Dec 15 2011
Copper Sun Reading Response
So far, this book has been the most intense, graphic, and exciting writing piece I have ever read as a Literature Circle Book. When I got into reading it, the book became hard to put down. The series of events that Amari encounters are sometimes very shocking and suprisingly very cruel. I had learned about the mistreatment of slaves in elementary school, but I could never had imagined that slaves were treated like savages and animals. I think the thing that most suprised me when finishing the book was how Amari had changed and matured physically, mentally, and emotionally. In the first few chapters the murder of Amari’s tribe seemed to happen all too fast, and I was not surprised by the amount of sorrow and heaviness in her tears and mourning. But, as the story progresses, Amari changes from a careless, head-over-heels in love village girl, into a sniveling, scared girl, and then into a hardened, brave, and determined young woman.

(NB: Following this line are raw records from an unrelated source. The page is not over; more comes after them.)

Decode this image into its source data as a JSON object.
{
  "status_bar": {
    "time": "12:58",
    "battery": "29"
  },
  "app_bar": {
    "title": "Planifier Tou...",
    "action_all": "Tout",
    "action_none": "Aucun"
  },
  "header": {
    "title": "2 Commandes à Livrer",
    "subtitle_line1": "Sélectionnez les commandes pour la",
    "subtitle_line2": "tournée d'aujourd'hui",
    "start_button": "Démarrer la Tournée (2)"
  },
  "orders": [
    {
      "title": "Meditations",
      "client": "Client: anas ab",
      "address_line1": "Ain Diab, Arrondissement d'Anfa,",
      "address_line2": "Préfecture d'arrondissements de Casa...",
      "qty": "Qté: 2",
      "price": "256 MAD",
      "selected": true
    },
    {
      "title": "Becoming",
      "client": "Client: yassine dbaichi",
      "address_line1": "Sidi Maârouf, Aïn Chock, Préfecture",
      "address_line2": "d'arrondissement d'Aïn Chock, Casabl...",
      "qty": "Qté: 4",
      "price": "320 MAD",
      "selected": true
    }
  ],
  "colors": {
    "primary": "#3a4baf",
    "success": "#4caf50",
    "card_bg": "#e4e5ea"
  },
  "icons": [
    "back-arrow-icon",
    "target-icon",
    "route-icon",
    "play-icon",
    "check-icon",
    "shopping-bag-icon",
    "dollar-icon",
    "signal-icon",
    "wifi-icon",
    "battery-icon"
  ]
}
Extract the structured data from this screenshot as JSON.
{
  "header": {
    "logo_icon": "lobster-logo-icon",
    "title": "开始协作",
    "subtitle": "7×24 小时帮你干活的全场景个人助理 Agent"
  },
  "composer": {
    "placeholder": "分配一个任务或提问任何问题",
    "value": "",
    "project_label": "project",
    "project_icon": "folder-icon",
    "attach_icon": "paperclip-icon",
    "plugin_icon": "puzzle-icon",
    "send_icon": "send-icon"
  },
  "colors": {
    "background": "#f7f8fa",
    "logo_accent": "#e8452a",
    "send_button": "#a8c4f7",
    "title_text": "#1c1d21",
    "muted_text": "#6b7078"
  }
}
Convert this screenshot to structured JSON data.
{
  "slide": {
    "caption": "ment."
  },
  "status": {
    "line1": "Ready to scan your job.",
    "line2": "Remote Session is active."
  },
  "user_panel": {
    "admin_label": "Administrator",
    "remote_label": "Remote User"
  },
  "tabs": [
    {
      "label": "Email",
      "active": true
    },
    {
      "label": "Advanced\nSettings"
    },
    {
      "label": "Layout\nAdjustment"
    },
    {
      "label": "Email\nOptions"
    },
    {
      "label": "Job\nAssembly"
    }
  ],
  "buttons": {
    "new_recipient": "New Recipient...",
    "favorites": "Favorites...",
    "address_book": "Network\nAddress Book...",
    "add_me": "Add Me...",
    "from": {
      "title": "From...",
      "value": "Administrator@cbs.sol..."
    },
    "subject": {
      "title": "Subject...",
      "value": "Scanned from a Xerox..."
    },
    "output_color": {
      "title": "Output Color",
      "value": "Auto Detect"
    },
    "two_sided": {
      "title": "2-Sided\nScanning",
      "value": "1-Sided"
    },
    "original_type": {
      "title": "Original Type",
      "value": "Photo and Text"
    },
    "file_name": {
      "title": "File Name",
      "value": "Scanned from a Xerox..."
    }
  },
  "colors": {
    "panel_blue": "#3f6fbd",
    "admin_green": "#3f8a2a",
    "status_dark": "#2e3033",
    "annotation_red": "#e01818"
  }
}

This book is also about moving forward. Sometimes, we should focus on the path that lies ahead of us instead of the path we had already taken. All that matters is the present ,and the future that follows soon after. Amari had to let go of her horrible memory of the death of her village and concentrate on regaining her freedom by getting to San Mose. She also had to take care of Polly and Tidbit, and she didn’t have time to think about the past.